Independence Day Live at the Royal Albert Hall
The Royal Albert Hall’s spectacular Film with Live Orchestra programme is back this year with a new selection of classic blockbuster films due to be screened on a monumental 40-foot screen and accompanied by world-class live musicians. Celebrating its 20th anniversary, Independence Day, the explosive 90s thriller, was one of the key films chosen to kick off this year’s programme with a little help from the Royal Philharmonic Concert Orchestra, the Maida Vale Singers and conductor Gavin Greenaway. With a stunning score composed by David Arnold, who introduced the screening with a pre-show interview, the film proved to be the perfect choice for a performance of this scale.
As Arnold highlighted, Independence Day is an “event” movie, so to present it at the Royal Albert Hall, an iconic venue world-famous for its groundbreaking events, served to bring the film to life with even more punch than it already possesses. With unrivalled acoustics and a ceiling filled with floating UFO-shaped objects, the Hall set the ideal scene for the audience and the musicians alike.

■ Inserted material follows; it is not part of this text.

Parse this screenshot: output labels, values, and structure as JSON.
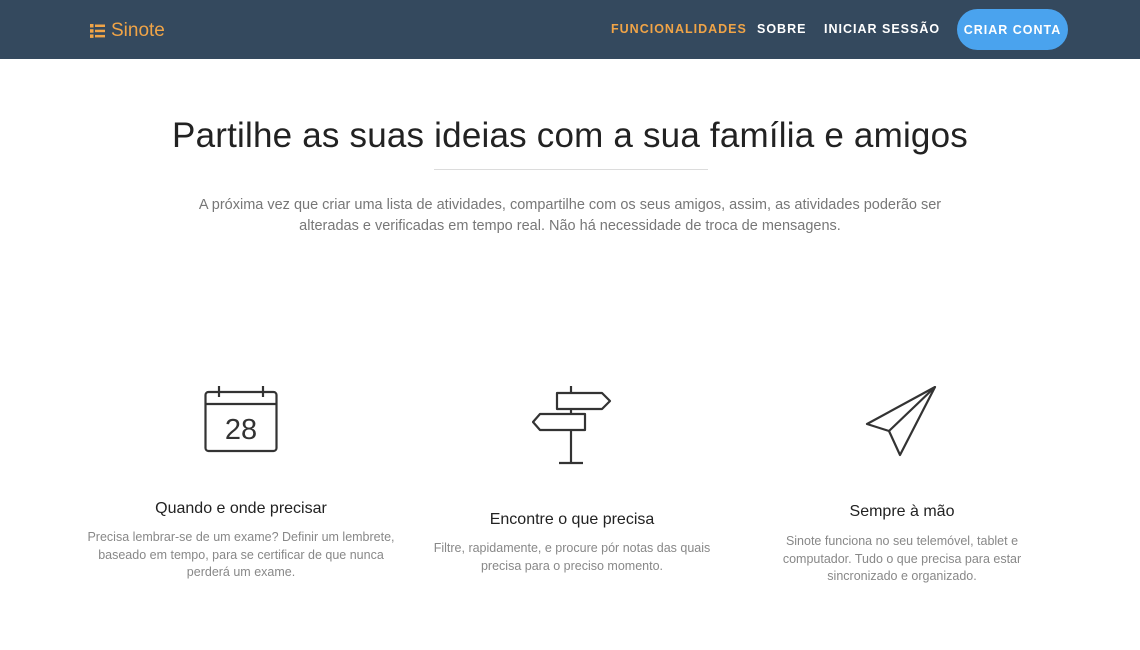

It is difficult to describe just how breathtaking the opening scenes of the film were as the orchestra revved into full speed and immediately exposed the sheer enormity of the score. The affection with which Arnold and his colleagues wrote the music back in 1997 was mirrored in the passionate excellence of the musicians and succeeded in adding a new dimension to the blockbuster, making it jump to life on the screen. Notably, the most dramatic moments of the film – for example, the scene in which the aliens open attack on the major cities of the US – are intensified to extreme levels and kept the audience on the edge of their seats as if the film had just been released for the first time. It was clear that the musicians threw everything they had at the performance and were visibly exhausted as the film came to a close.
An exciting way to rediscover a classic, the Royal Albert Hall’s Films with Live Orchestra experience is delightfully overwhelming and a true phenomenon. The only drawback is that its audiences will never want to watch a film without the accompaniment of a live 90-piece orchestra again!
For further information about The Royal Albert Hall’s Films with Live Orchestra programme and future events, visit here.